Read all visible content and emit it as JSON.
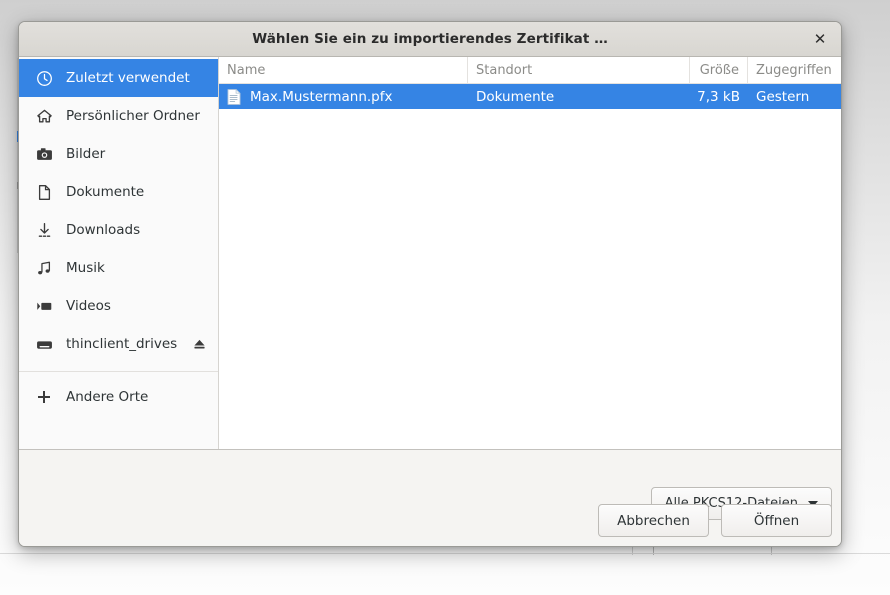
{
  "dialog": {
    "title": "Wählen Sie ein zu importierendes Zertifikat …",
    "close_label": "✕"
  },
  "sidebar": {
    "items": [
      {
        "label": "Zuletzt verwendet",
        "icon": "clock-icon",
        "selected": true,
        "eject": false
      },
      {
        "label": "Persönlicher Ordner",
        "icon": "home-icon",
        "selected": false,
        "eject": false
      },
      {
        "label": "Bilder",
        "icon": "camera-icon",
        "selected": false,
        "eject": false
      },
      {
        "label": "Dokumente",
        "icon": "document-icon",
        "selected": false,
        "eject": false
      },
      {
        "label": "Downloads",
        "icon": "download-icon",
        "selected": false,
        "eject": false
      },
      {
        "label": "Musik",
        "icon": "music-icon",
        "selected": false,
        "eject": false
      },
      {
        "label": "Videos",
        "icon": "video-icon",
        "selected": false,
        "eject": false
      },
      {
        "label": "thinclient_drives",
        "icon": "drive-icon",
        "selected": false,
        "eject": true
      }
    ],
    "other_places": {
      "label": "Andere Orte",
      "icon": "plus-icon"
    }
  },
  "file_list": {
    "columns": [
      {
        "label": "Name",
        "key": "name"
      },
      {
        "label": "Standort",
        "key": "location"
      },
      {
        "label": "Größe",
        "key": "size"
      },
      {
        "label": "Zugegriffen",
        "key": "accessed"
      }
    ],
    "rows": [
      {
        "name": "Max.Mustermann.pfx",
        "location": "Dokumente",
        "size": "7,3 kB",
        "accessed": "Gestern",
        "icon": "file-icon",
        "selected": true
      }
    ]
  },
  "footer": {
    "filter_label": "Alle PKCS12-Dateien",
    "cancel_label": "Abbrechen",
    "open_label": "Öffnen"
  },
  "colors": {
    "selection_blue": "#3584e4",
    "titlebar": "#dcdad5",
    "sidebar_bg": "#fafafa",
    "footer_bg": "#f5f4f2"
  }
}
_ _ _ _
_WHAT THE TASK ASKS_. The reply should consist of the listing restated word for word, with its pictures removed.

_ANSWER_.
Read all visible content and emit it as JSON.
{
  "dialog": {
    "title": "Wählen Sie ein zu importierendes Zertifikat …",
    "close_label": "✕"
  },
  "sidebar": {
    "items": [
      {
        "label": "Zuletzt verwendet",
        "icon": "clock-icon",
        "selected": true,
        "eject": false
      },
      {
        "label": "Persönlicher Ordner",
        "icon": "home-icon",
        "selected": false,
        "eject": false
      },
      {
        "label": "Bilder",
        "icon": "camera-icon",
        "selected": false,
        "eject": false
      },
      {
        "label": "Dokumente",
        "icon": "document-icon",
        "selected": false,
        "eject": false
      },
      {
        "label": "Downloads",
        "icon": "download-icon",
        "selected": false,
        "eject": false
      },
      {
        "label": "Musik",
        "icon": "music-icon",
        "selected": false,
        "eject": false
      },
      {
        "label": "Videos",
        "icon": "video-icon",
        "selected": false,
        "eject": false
      },
      {
        "label": "thinclient_drives",
        "icon": "drive-icon",
        "selected": false,
        "eject": true
      }
    ],
    "other_places": {
      "label": "Andere Orte",
      "icon": "plus-icon"
    }
  },
  "file_list": {
    "columns": [
      {
        "label": "Name",
        "key": "name"
      },
      {
        "label": "Standort",
        "key": "location"
      },
      {
        "label": "Größe",
        "key": "size"
      },
      {
        "label": "Zugegriffen",
        "key": "accessed"
      }
    ],
    "rows": [
      {
        "name": "Max.Mustermann.pfx",
        "location": "Dokumente",
        "size": "7,3 kB",
        "accessed": "Gestern",
        "icon": "file-icon",
        "selected": true
      }
    ]
  },
  "footer": {
    "filter_label": "Alle PKCS12-Dateien",
    "cancel_label": "Abbrechen",
    "open_label": "Öffnen"
  },
  "colors": {
    "selection_blue": "#3584e4",
    "titlebar": "#dcdad5",
    "sidebar_bg": "#fafafa",
    "footer_bg": "#f5f4f2"
  }
}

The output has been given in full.